I just finished reading Bittersweet for the second time. I didn't really intend to read it a second time, but I was at the gym and it was on my kindle so I just re-started it. If you read this book once and loved it, read it again, you will find so many more nuggets of wisdom that you overlooked.
Some people may not believe that Shauna's writing is incredibly deep or in-depth, but I don' know that her target is to write to provoke deep theological discussion. I believe she is writing for all the women out there who might be able to connect, and if you've ever gone through some tough seasons, you should be able to connect to many of these essays.
If you are looking for an incredible light read, this is a great one. I'm anxiously awaiting her next book "Bread & Wine".
Writing about a personal season of heartache, change, and struggle, Shauna lets the reader into very raw and honest places in her life. She shares the pain and feelings of isolation following a miscarriage, the struggles that arise in marriage when listening stops, and the challenge of accepting and moving with change. It is all at once a beautiful tapestry of wisdom and a felt pain shared between reader and author in the communicating of these experiences.
Through it all, Shauna constantly points back to her faith in Christ as being the stronghold that carried her through the season of deep difficulty she experienced. Interweaving Biblical truths in her own refreshing language and style, Shauna provides insight and wisdom that does not terminate on herself but rather points the reader to a greater Answer.
In blessing or mourning, this work is one that is essential.

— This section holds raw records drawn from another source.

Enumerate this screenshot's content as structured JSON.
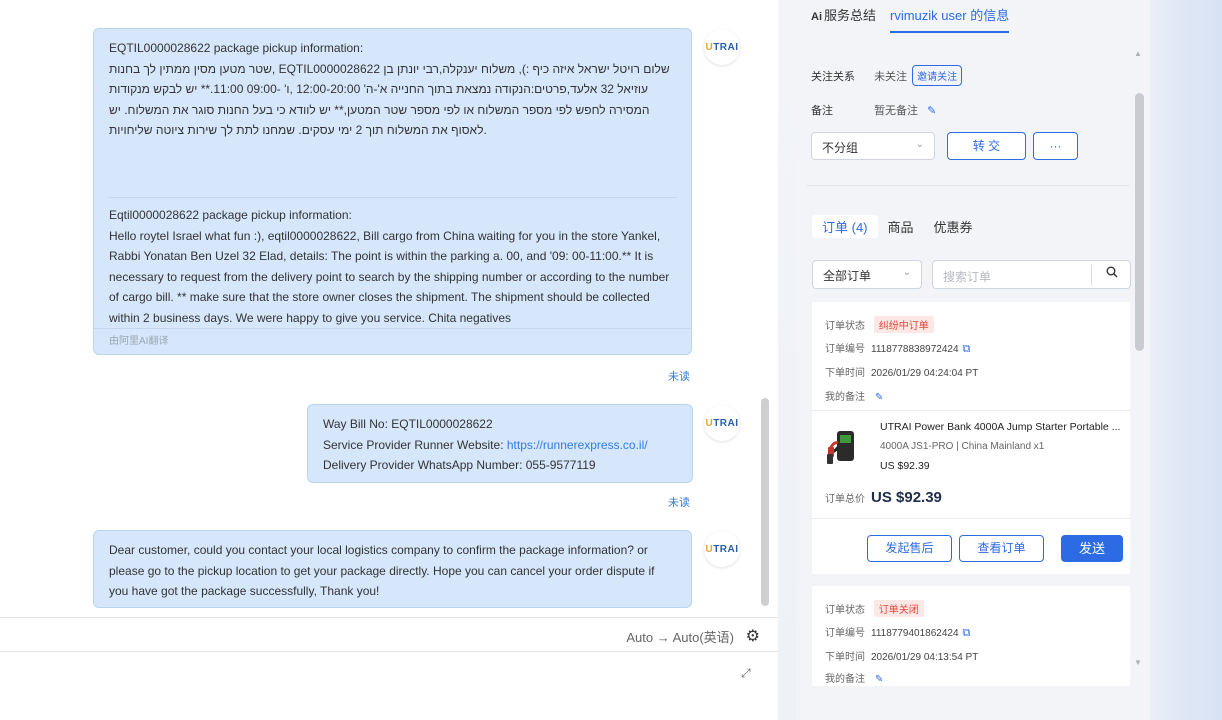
{
  "chat": {
    "avatar_brand": {
      "u": "U",
      "rest": "TRAI"
    },
    "msg1": {
      "header": "EQTIL0000028622 package pickup information:",
      "original_text": "שטר מטען מסין ממתין לך בחנות, EQTIL0000028622 שלום רויטל ישראל איזה כיף :), משלוח יענקלה,רבי יונתן בן עוזיאל 32 אלעד,פרטים:הנקודה נמצאת בתוך החנייה א'-ה' 12:00-20:00 ,ו' -09:00 11:00.** יש לבקש מנקודות המסירה לחפש לפי מספר המשלוח או לפי מספר שטר המטען,** יש לוודא כי בעל החנות סוגר את המשלוח. יש לאסוף את המשלוח תוך 2 ימי עסקים. שמחנו לתת לך שירות ציוטה שליחויות.",
      "trans_header": "Eqtil0000028622 package pickup information:",
      "translated_text": "Hello roytel Israel what fun :), eqtil0000028622, Bill cargo from China waiting for you in the store Yankel, Rabbi Yonatan Ben Uzel 32 Elad, details: The point is within the parking a. 00, and '09: 00-11:00.** It is necessary to request from the delivery point to search by the shipping number or according to the number of cargo bill. ** make sure that the store owner closes the shipment. The shipment should be collected within 2 business days. We were happy to give you service. Chita negatives",
      "footer": "由阿里AI翻译",
      "status": "未读"
    },
    "msg2": {
      "line1": "Way Bill No:  EQTIL0000028622",
      "line2_label": "Service Provider Runner Website: ",
      "line2_link": "https://runnerexpress.co.il/",
      "line3": "Delivery Provider WhatsApp Number: 055-9577119",
      "status": "未读"
    },
    "msg3": {
      "text": "Dear customer, could you contact your local logistics company to confirm the package information? or please go to the pickup location to get your package directly. Hope you can cancel your order dispute if you have got the package successfully, Thank you!"
    },
    "translate_bar": {
      "from": "Auto",
      "arrow": "→",
      "to": "Auto(英语)"
    }
  },
  "panel": {
    "tabs": {
      "summary": "服务总结",
      "summary_ai": "Ai",
      "userinfo": "rvimuzik user 的信息"
    },
    "info": {
      "follow_label": "关注关系",
      "follow_value": "未关注",
      "invite_btn": "邀请关注",
      "note_label": "备注",
      "note_value": "暂无备注",
      "group_select": "不分组",
      "transfer_btn": "转 交",
      "more_btn": "···"
    },
    "order_tabs": {
      "orders": "订单 (4)",
      "products": "商品",
      "coupons": "优惠券"
    },
    "filter": {
      "select": "全部订单",
      "search_placeholder": "搜索订单"
    },
    "order1": {
      "status_label": "订单状态",
      "status": "纠纷中订单",
      "no_label": "订单编号",
      "no": "1118778838972424",
      "time_label": "下单时间",
      "time": "2026/01/29 04:24:04 PT",
      "note_label": "我的备注",
      "product_name": "UTRAI Power Bank 4000A Jump Starter Portable ...",
      "product_spec": "4000A JS1-PRO | China Mainland x1",
      "product_price": "US $92.39",
      "total_label": "订单总价",
      "total": "US $92.39",
      "btn_aftersale": "发起售后",
      "btn_view": "查看订单",
      "btn_send": "发送"
    },
    "order2": {
      "status_label": "订单状态",
      "status": "订单关闭",
      "no_label": "订单编号",
      "no": "1118779401862424",
      "time_label": "下单时间",
      "time": "2026/01/29 04:13:54 PT",
      "note_label": "我的备注"
    }
  },
  "colors": {
    "accent": "#2d6be5",
    "bubble": "#d6e7fb",
    "danger": "#e0453a"
  }
}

The combination of its honesty and hope in the presence of hard circumstances is something that will provide encouragement to the reader, regardless of the season they find themselves in.